Grammy- and Tony Award-winning jazz singer Dee Dee Bridgewater will pay tribute to the city of her birth in “Memphis … Yes, I’m Ready.” Bridgewater will perform with the Memphis Soulphony, singing blues, R&B and soul.
The 2018-19 season features several tap artists. The Hot Sardines perform music from the ’20s, ’30s and ’40s, in addition to original tunes, accompanied by a tap-dancing rhythm section. Tony Award-winning tap dancer Savion Glover will perform with drummer Marcus Gilmore to showcase the percussion of tap and jazz. Dorrance Dance will use electronic tap boards that allow the tap dancers to produce a variety of sounds when they perform “ETM: Double Down.”
Lyric Theatre @ Illinois will perform “Crazy for You,” featuring singing and dancing to the music of George and Ira Gershwin, when it closes out its season in April. Lyric Theatre will also present “La Boheme,” directed by opera singer and U. of I. music professor Nathan Gunn, who made his directorial debut in February 2018; and “The Rape of Lucretia,” directed by U. of I. theatre department head Kirsten Pullen. Lyric Theatre will perform “The 25th Annual Putman County Spelling Bee” at Allerton Park’s Music Barn as its season opener in September.
Krannert Center also hosts the productions for the Illinois theatre and dance departments. The six works of the theatre department’s season include stories of women in politics, the French Revolution and the Stonewall Riots in New York City, as well as a Stephen Sondheim musical and the premiere of a devised play featuring powerful female characters. The dance department will celebrate its 50th anniversary with a yearlong series of performances titled “Dancing 50: Moving Forward/Looking Back.” The performances will bring back alumni to create new work with dance faculty.
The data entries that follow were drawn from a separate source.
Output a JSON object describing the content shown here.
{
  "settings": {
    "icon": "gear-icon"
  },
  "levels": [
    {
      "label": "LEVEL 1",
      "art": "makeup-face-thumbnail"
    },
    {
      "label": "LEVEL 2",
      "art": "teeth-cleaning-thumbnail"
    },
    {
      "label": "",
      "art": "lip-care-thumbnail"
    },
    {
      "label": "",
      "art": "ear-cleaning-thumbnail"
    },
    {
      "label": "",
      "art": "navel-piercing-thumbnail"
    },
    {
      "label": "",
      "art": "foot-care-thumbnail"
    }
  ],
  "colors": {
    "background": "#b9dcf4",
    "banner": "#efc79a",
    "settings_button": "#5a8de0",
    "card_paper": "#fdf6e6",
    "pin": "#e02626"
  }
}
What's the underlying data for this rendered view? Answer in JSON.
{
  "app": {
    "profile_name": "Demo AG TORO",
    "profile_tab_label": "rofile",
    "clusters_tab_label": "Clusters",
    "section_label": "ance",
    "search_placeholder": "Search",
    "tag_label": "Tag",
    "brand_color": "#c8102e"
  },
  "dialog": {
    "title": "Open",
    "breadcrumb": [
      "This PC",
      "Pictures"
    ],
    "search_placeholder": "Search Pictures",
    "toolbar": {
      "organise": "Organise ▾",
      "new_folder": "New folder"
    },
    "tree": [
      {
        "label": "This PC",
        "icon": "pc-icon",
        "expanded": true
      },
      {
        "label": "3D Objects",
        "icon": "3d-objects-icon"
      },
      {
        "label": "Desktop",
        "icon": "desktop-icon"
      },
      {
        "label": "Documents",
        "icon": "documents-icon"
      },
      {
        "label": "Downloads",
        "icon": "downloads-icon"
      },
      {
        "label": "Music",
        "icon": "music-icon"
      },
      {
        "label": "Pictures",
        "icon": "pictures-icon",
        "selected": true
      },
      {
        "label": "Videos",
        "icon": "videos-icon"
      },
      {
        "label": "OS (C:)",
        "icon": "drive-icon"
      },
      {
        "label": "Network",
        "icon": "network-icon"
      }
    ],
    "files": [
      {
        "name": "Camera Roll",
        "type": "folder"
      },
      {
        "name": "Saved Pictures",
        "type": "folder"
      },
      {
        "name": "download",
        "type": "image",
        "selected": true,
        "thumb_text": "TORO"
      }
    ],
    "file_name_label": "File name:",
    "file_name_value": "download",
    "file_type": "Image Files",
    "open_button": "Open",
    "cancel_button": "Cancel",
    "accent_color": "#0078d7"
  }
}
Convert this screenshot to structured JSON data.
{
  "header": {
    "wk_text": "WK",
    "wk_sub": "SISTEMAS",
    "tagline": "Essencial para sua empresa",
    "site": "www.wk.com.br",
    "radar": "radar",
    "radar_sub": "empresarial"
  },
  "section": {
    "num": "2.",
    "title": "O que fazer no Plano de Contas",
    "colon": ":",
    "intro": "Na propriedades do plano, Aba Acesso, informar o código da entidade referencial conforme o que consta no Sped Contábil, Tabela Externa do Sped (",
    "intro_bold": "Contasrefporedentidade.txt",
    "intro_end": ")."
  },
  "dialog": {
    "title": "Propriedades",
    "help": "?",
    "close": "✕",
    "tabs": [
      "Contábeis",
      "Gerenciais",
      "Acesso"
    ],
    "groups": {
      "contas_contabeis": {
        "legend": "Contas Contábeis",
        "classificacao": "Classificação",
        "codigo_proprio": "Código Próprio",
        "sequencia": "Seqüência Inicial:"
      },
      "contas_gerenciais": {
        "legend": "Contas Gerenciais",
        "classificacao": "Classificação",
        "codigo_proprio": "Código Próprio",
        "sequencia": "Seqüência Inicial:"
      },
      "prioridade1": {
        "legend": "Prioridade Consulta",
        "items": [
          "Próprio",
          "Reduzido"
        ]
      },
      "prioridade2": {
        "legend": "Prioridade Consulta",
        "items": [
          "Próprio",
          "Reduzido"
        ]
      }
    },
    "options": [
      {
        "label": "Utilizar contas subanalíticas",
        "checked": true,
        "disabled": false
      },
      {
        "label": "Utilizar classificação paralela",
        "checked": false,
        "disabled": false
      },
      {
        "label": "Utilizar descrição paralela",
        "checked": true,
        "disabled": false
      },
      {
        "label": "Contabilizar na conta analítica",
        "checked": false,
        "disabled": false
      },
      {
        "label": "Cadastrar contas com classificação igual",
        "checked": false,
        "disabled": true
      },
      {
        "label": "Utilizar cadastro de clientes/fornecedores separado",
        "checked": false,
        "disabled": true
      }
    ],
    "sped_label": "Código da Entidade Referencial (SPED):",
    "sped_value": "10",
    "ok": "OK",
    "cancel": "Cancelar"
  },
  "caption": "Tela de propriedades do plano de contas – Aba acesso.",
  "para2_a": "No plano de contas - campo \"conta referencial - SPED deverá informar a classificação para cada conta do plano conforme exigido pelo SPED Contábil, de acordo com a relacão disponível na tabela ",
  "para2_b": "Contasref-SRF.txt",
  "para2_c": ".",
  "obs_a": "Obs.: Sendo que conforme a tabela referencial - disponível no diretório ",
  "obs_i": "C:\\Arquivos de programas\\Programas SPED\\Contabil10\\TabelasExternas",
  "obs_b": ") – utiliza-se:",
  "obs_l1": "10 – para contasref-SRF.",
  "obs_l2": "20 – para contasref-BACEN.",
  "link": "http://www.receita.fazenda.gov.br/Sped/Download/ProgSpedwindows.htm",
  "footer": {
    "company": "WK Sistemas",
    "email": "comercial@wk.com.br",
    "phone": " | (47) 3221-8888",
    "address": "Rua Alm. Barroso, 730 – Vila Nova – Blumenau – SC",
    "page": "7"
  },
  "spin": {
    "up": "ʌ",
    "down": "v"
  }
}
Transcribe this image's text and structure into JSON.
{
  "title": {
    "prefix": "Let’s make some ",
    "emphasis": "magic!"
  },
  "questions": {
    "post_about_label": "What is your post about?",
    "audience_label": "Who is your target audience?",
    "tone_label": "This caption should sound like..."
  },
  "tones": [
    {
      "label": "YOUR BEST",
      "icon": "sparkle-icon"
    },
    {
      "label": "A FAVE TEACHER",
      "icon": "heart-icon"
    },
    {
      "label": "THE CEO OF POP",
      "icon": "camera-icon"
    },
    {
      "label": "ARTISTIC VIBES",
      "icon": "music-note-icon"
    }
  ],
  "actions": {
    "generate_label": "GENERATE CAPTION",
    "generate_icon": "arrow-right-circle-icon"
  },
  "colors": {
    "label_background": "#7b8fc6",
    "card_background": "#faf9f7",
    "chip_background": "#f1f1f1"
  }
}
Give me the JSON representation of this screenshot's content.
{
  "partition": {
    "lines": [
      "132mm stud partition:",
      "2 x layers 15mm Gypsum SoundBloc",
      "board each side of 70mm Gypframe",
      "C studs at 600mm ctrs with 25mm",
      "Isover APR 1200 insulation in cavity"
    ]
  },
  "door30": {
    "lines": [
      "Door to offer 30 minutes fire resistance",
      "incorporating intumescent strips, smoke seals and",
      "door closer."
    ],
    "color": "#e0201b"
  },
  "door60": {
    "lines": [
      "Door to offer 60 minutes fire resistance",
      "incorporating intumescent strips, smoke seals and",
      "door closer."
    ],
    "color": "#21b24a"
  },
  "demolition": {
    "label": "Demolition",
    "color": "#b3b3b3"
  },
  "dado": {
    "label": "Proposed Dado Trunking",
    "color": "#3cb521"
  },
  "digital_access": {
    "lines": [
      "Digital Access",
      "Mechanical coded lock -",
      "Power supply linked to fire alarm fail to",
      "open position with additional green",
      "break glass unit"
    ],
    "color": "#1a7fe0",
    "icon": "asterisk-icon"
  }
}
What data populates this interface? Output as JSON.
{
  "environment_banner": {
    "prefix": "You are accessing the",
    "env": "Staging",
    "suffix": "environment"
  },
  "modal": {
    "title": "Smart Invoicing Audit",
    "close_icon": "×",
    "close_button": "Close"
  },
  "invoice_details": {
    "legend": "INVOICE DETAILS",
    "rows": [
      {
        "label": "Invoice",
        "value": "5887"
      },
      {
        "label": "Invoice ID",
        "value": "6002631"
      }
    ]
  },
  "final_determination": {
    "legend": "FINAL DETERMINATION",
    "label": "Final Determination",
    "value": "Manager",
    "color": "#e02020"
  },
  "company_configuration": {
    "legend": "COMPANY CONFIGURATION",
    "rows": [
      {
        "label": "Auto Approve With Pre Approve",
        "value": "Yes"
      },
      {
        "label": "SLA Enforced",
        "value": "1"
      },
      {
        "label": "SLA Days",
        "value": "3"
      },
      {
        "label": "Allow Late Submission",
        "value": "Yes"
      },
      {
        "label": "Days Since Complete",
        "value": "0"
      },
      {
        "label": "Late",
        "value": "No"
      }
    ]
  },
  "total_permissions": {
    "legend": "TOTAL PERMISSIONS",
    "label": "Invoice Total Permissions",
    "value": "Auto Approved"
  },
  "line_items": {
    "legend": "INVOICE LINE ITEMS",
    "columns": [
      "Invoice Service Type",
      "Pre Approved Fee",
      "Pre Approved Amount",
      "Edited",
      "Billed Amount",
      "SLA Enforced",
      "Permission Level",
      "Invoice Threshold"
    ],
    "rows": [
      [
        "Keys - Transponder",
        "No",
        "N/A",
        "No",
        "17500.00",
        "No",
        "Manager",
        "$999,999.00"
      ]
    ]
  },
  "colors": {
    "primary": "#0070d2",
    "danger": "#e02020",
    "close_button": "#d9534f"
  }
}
Illinois dance professor and Bessie Award-winning choreographer Cynthia Oliver will present her newest work “Virago-Man Dem,” which uses movement, spoken word, original music and graphic design to challenge the stereotypes related to the identities of Caribbean and African-American men. Other dance performances next season include the Mark Morris Dance Group performing “Pepperland,” a tribute to the Beatle’s “Sgt. Pepper’s Lonely Hearts Club Band”; Ballet Folklorico de Mexico; the Russian National Ballet Theatre presenting “Giselle” and “The Sleeping Beauty”; and Andersson Dance and Scottish Ensemble, a collaboration between a contemporary dance company and a string ensemble to present a modern adaptation of Bach’s “Goldberg Variations.”
Krannert Center’s Family Series offers performances especially appropriate for children. Next season, the series includes a production by Tall Stories, a London theatrical company, of “Emily Brown and the Thing,” which uses puppetry, storytelling and music to depict nighttime rituals and childhood imagination. Children are invited to wear their pajamas and bring a stuffed animal to the early evening performance.
During the two-season 50th anniversary celebration, people can share stories and photos from Krannert Center at KrannertCenter.com/StoryCollection.
Tickets for the 2018-19 season will go on sale at 10 a.m. July 14 and can be purchased online at KrannertCenter.com, by calling 217-333-6280 or in person at Krannert Center, 500 S. Goodwin Ave., Urbana.
Editor’s note: More information about Krannert Center for the Performing Arts’ 2018-19 season is available online at krannertcenter.com. For more information, contact Bridget Lee-Calfas at firstname.lastname@example.org.
Source: Illinois NEWS BUREAU